Step into the Consumer Electronics Show and you step into the future of
consumer electronics. Last week, in Las Vegas, CES 2002 featured dozens
of variations on home entertainment systems and cell phone accessories,
and even an impressive water ballet. What's interesting about how some
companies see the future of consumer electronics is the degree to which
they expect to shed the present of consumer electronics. At CES you
don't see many items directed at one of the most affordable, common,
and extraordinary technologies still in use today you guessed it,
In the coming years, it looks like televisions will become increasingly
flatter, plasma and high definition. VCRs will evolve into recordable
DVD players, and cassette recorders might morph into smaller and smaller
MP3 players. But the AM Radio? Well, thats the amazing thing, it can't
really be replaced. Sure a new radio market could evolve in the subscription
satellite radio services of XM Radio and Sirius, but the affordability
and democratic power of AM radio should keep it around as a necessary
technology for your talk radio fan.
As many of you know, AM and FM radio might eventually be transformed into
something known as the IBOC system. IBOC stands for In-Band/On-Channel,
and it's the technology supported by the National
Radio Systems Committee (NRSC).
The NRSC is a joint committee made up of the National
Association of Broadcasters (NAB) and the Consumer
Electronics Association (CEA). As you can see from the members

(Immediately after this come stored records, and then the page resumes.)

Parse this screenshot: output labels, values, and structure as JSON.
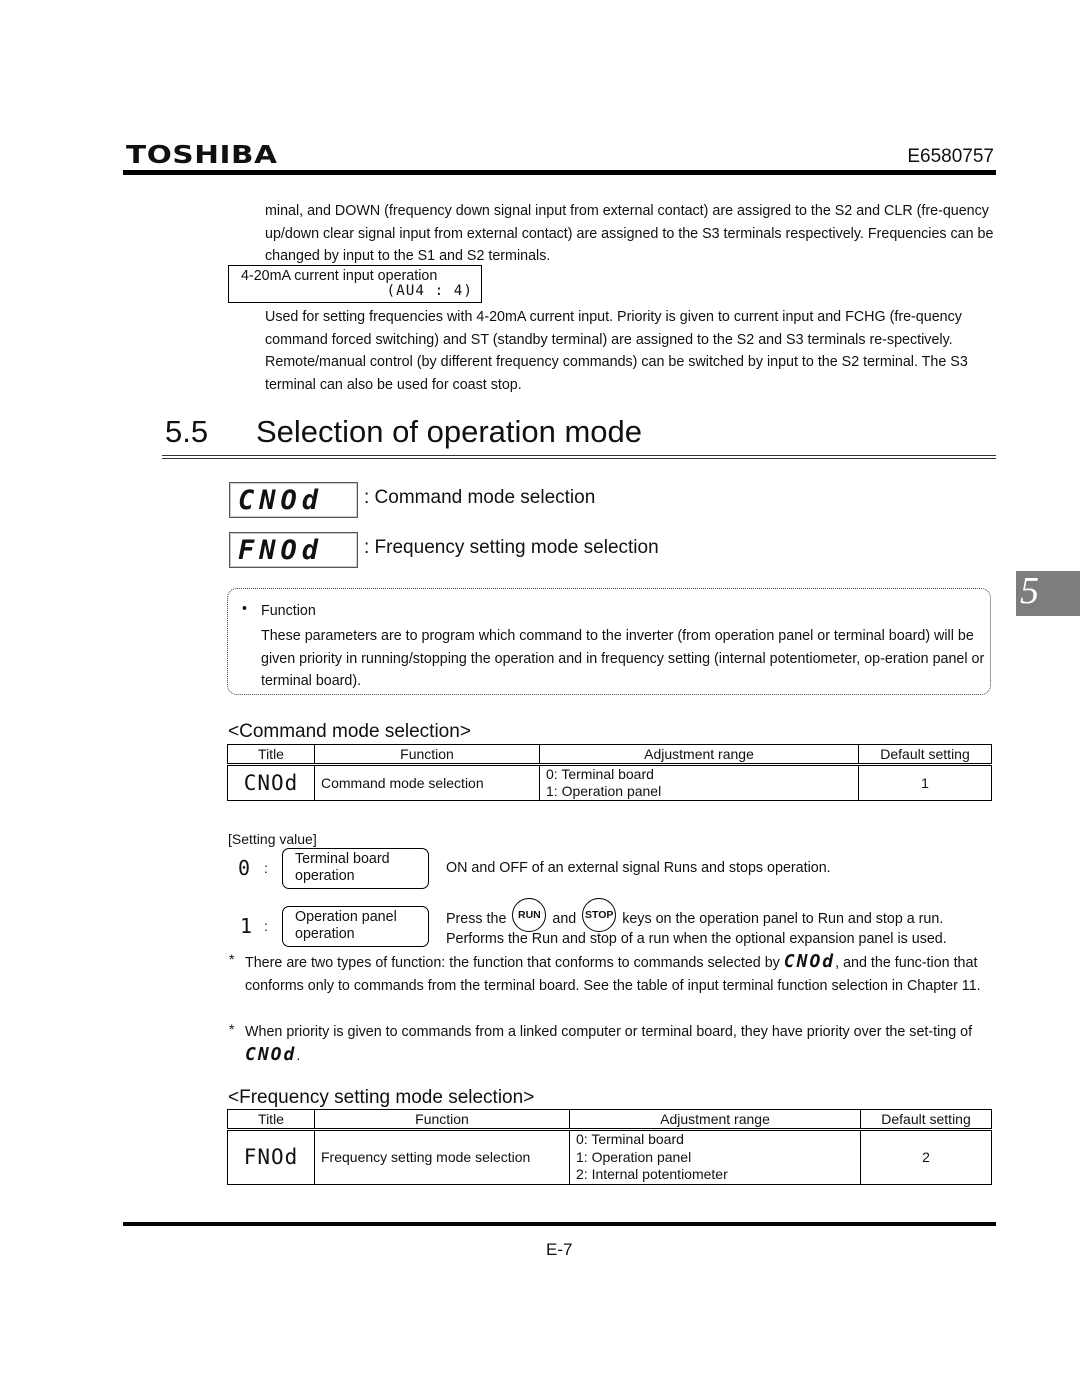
{
  "header": {
    "logo": "TOSHIBA",
    "doc_number": "E6580757"
  },
  "intro": {
    "paragraph1": "minal, and DOWN (frequency down signal input from external contact) are assigred to the S2 and CLR (fre-quency up/down clear signal input from external contact) are assigned to the S3 terminals respectively. Frequencies can be changed by input to the S1 and S2 terminals.",
    "box_label": "4-20mA current input operation",
    "box_code": "(AU4 : 4)",
    "paragraph2": "Used for setting frequencies with 4-20mA current input. Priority is given to current input and FCHG (fre-quency command forced switching) and ST (standby terminal) are assigned to the S2 and S3 terminals re-spectively. Remote/manual control (by different frequency commands) can be switched by input to the S2 terminal. The S3 terminal can also be used for coast stop."
  },
  "section": {
    "number": "5.5",
    "title": "Selection of operation mode",
    "chapter_tab": "5"
  },
  "parameters": [
    {
      "code": "CNOd",
      "label": ": Command mode selection"
    },
    {
      "code": "FNOd",
      "label": ": Frequency setting mode selection"
    }
  ],
  "function_box": {
    "bullet": "•",
    "title": "Function",
    "body": "These parameters are to program which command to the inverter (from operation panel or terminal board) will be given priority in running/stopping the operation and in frequency setting (internal potentiometer, op-eration panel or terminal board)."
  },
  "command_table": {
    "heading": "<Command mode selection>",
    "columns": [
      "Title",
      "Function",
      "Adjustment range",
      "Default setting"
    ],
    "row": {
      "title": "CNOd",
      "function": "Command mode selection",
      "range": [
        "0: Terminal board",
        "1: Operation panel"
      ],
      "default": "1"
    }
  },
  "setting_value": {
    "label": "[Setting value]",
    "items": [
      {
        "value": "0",
        "colon": ":",
        "name": "Terminal board operation",
        "desc": "ON and OFF of an external signal Runs and stops operation."
      },
      {
        "value": "1",
        "colon": ":",
        "name": "Operation panel operation",
        "desc_prefix": "Press the",
        "key_run": "RUN",
        "desc_and": "and",
        "key_stop": "STOP",
        "desc_suffix": "keys on the operation panel to Run and stop a run.",
        "desc_line2": "Performs the Run and stop of a run when the optional expansion panel is used."
      }
    ]
  },
  "notes": [
    {
      "star": "*",
      "before": "There are two types of function: the function that conforms to commands selected by ",
      "code": "CNOd",
      "after": ", and the func-tion that conforms only to commands from the terminal board. See the table of input terminal function selection in Chapter 11."
    },
    {
      "star": "*",
      "before": "When priority is given to commands from a linked computer or terminal board, they have priority over the set-ting of ",
      "code": "CNOd",
      "after": "."
    }
  ],
  "frequency_table": {
    "heading": "<Frequency setting mode selection>",
    "columns": [
      "Title",
      "Function",
      "Adjustment range",
      "Default setting"
    ],
    "row": {
      "title": "FNOd",
      "function": "Frequency setting mode selection",
      "range": [
        "0: Terminal board",
        "1: Operation panel",
        "2: Internal potentiometer"
      ],
      "default": "2"
    }
  },
  "footer": {
    "page_number": "E-7"
  }
}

of this committee, the NRSC has a lot of say in terms of the future
According to the NAB Web site,
the goal of the IBOC system is threefold:
- A digital signal with significantly greater quality and durability
than available from the AM and FM analog systems that presently exist
in the United States;
- A digital service area that is at least equivalent to the host station's
analog service area while simultaneously providing suitable protection
in co-channel and adjacent channel situations;
- A smooth transition from analog to digital services.
According to Ibiquity, the company behind the IBOC technology to be used in digital
AM/FM radios, the first digital radios might start to roll out as early
as next year. That doesnt mean the radio you have now will become
expendable, however. In an on-line press release, Ibiquity identifies
a particular market for the first run of digital radio broadcasts that
is limited to Chicago, Los Angeles, Miami, New York, San Francisco
and Seattle. These areas will be the testing ground for free digital
radio in the US. As for the everyday radio listener, there's no need
to worry about your radio suddenly becoming obsolete.
IBOC relies on a technology that essentially uses the current analog band
of a radio station as a carrier for the digital signal. That means,
even if we went digital tomorrow, youd still be able to hear your
AM or FM radio station without any trouble, and on the same band of
your radio dial.
C. Crane is following the changes in radio technology carefully, and we'll
be sure that when Digital Radio comes to you, or when you come to digital
radio, that your needs as a talk radio listener are met. The radio
and radio products developed by C. Crane, in collaboration with Sangean,
have also set C. Crane apart as a company that makes radios with a
purpose. We know that a useful radio doesn't just have a receiver,
a speaker and an antenna it meets a need for you, the radio listener.
That's why C. Crane created the original CCRadio and the new
CCRadio plus. It's also why C. Crane develops and offers such advanced
technology as the FM
Transmitter and the Twin
Coil Ferrite AM Antenna. We're in touch with the needs of our customer family, we respect
those needs, and do our best to meet them. When the next generation of radio arrives, we'll be
there for you, ensuring that you, the radio listener, get everything you
need out of radio just as we're doing with the next generation of
flashlights in our line of White LEDs.
To view our past articles, please visit our What's
in the News Archives.
As always, please contact us with any comments or
article suggestions you might have.
If you are interested in using C. Crane's articles on your own Web site,
please let me know. I'd be happy to take a look at your Web site and
see what we can do. Good-bye for now, Carlos. About